____ Excerpted data

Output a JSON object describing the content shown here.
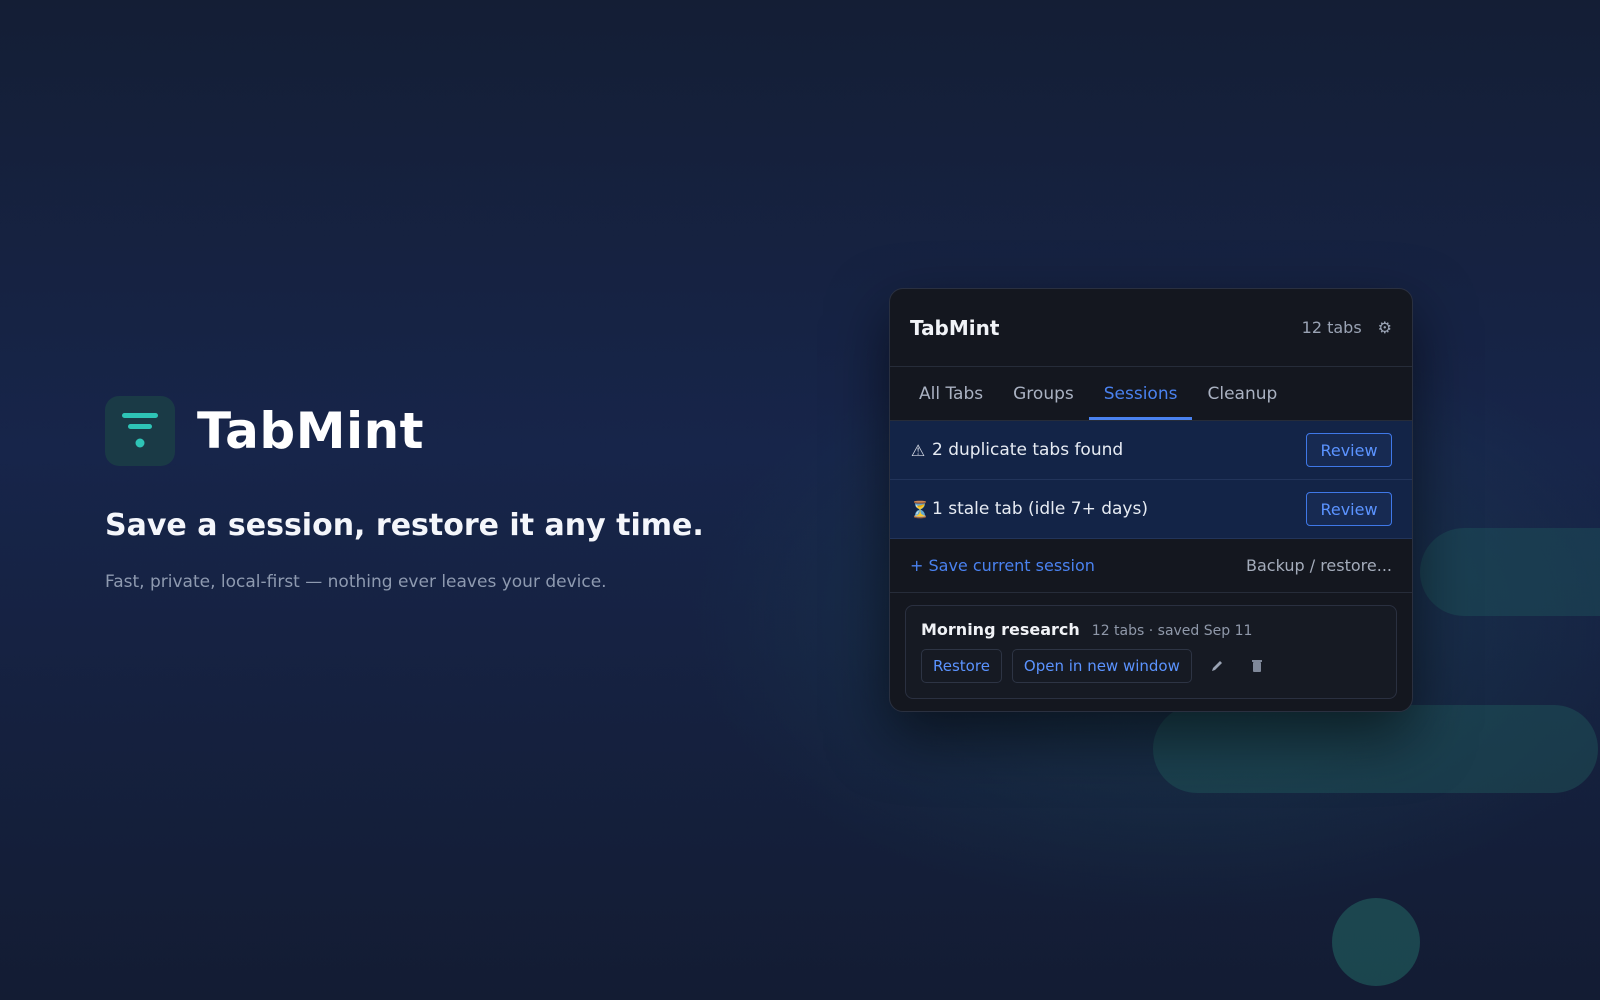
{
  "hero": {
    "brand_name": "TabMint",
    "headline": "Save a session, restore it any time.",
    "subline": "Fast, private, local-first — nothing ever leaves your device."
  },
  "popup": {
    "title": "TabMint",
    "tab_count": "12 tabs",
    "settings_icon": "gear-icon",
    "tabs": [
      {
        "label": "All Tabs",
        "active": false
      },
      {
        "label": "Groups",
        "active": false
      },
      {
        "label": "Sessions",
        "active": true
      },
      {
        "label": "Cleanup",
        "active": false
      }
    ],
    "alerts": [
      {
        "icon": "⚠",
        "icon_name": "warning-icon",
        "text": "2 duplicate tabs found",
        "action": "Review"
      },
      {
        "icon": "⏳",
        "icon_name": "hourglass-icon",
        "text": "1 stale tab (idle 7+ days)",
        "action": "Review"
      }
    ],
    "save_session_label": "+ Save current session",
    "backup_label": "Backup / restore...",
    "session": {
      "name": "Morning research",
      "meta": "12 tabs · saved Sep 11",
      "restore_label": "Restore",
      "open_new_window_label": "Open in new window",
      "edit_icon": "pencil-icon",
      "delete_icon": "trash-icon"
    }
  },
  "colors": {
    "accent": "#4a82f0",
    "logo_teal": "#2ec4b6",
    "alert_bg": "#132447",
    "panel_bg": "#14171f"
  }
}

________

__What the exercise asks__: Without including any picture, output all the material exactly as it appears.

__Task response__:
Output a JSON object describing the content shown here.
{
  "hero": {
    "brand_name": "TabMint",
    "headline": "Save a session, restore it any time.",
    "subline": "Fast, private, local-first — nothing ever leaves your device."
  },
  "popup": {
    "title": "TabMint",
    "tab_count": "12 tabs",
    "settings_icon": "gear-icon",
    "tabs": [
      {
        "label": "All Tabs",
        "active": false
      },
      {
        "label": "Groups",
        "active": false
      },
      {
        "label": "Sessions",
        "active": true
      },
      {
        "label": "Cleanup",
        "active": false
      }
    ],
    "alerts": [
      {
        "icon": "⚠",
        "icon_name": "warning-icon",
        "text": "2 duplicate tabs found",
        "action": "Review"
      },
      {
        "icon": "⏳",
        "icon_name": "hourglass-icon",
        "text": "1 stale tab (idle 7+ days)",
        "action": "Review"
      }
    ],
    "save_session_label": "+ Save current session",
    "backup_label": "Backup / restore...",
    "session": {
      "name": "Morning research",
      "meta": "12 tabs · saved Sep 11",
      "restore_label": "Restore",
      "open_new_window_label": "Open in new window",
      "edit_icon": "pencil-icon",
      "delete_icon": "trash-icon"
    }
  },
  "colors": {
    "accent": "#4a82f0",
    "logo_teal": "#2ec4b6",
    "alert_bg": "#132447",
    "panel_bg": "#14171f"
  }
}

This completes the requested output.